Why faculty from underrepresented countries matter: "In order to have a diverse student body, you have to have also a diverse faculty and stuff. This year, I have an exchange student from Spain. She speaks to me in Spanish because it’s her first time studying finance in the United States and she was having issues with the language. I think that that’s why you need to have diverse faculty and staff members — because then students will feel more comfortable to interact with people with similar backgrounds and similar experiences.”
Assistant professor of arbovirology
Trinidad and Tobago
The fact that Jonathan Auguste’s research revolves around combating mosquito-borne viruses has everything to do with his home country, Trinidad and Tobago.
As tropical as the Amazon, the pair of Caribbean islands 10 kilometers off the coast of Venezuela presented ideal breeding grounds for mosquito-borne diseases such as dengue fever, yellow fever, zika, and chikungunya. “These viruses are household names, so it was easy to say, ‘OK, I want to do this research,’” said Auguste. “And if you're doing research in infectious diseases, you think about the pathogens you know, which in our case was dengue.”

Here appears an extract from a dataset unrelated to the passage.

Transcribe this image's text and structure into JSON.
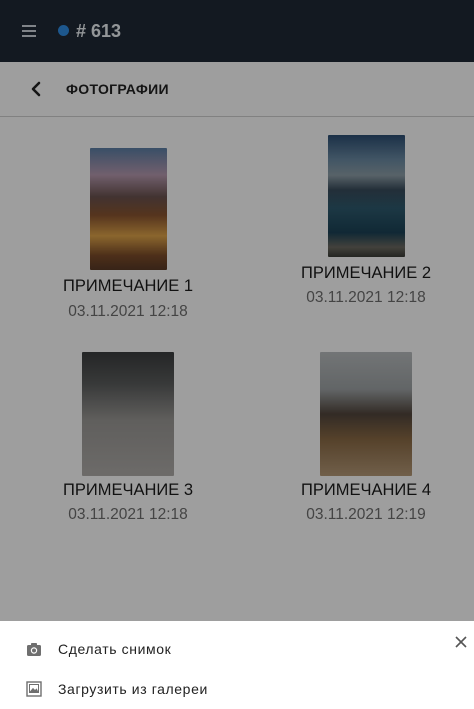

Growing up in Trinidad and Tobago, Auguste played virtually every school sport available (his favorite was cricket) and spent Friday nights hanging out with friends, a practice slangily known as liming. Now he ensures that that same friendliness and team spirit seep into his lab at the Fralin Life Sciences Institute. “I think that culture of always tackling things as a team and always working with people really helps the research lab environment,” said Auguste.
In ethnically diverse Trinidad, known for its carnival, he never experienced racism. That too makes his lab harmonious. “To me, everyone's already accepted.”
What he misses about Trinidad and Tobago: The food, especially what’s called a doubles: fried dough topped with curried chickpeas and doused with pepper and tamarind sauces. “You eat it like a taco,” said Auguste. “It’s the one thing in Trinidad that everyone will miss when they leave Trinidad.”
What helped him find home here: An especially warm and welcoming department and joining the Black Caucus.
Why faculty from underrepresented countries matter: “Just having one faculty member can have a large impact on the country they’re from. We do a lot of work in Trinidad, and if they ever need anything from us, we will provide resources. I think it's going to benefit everybody: the country, the university, the faculty member.”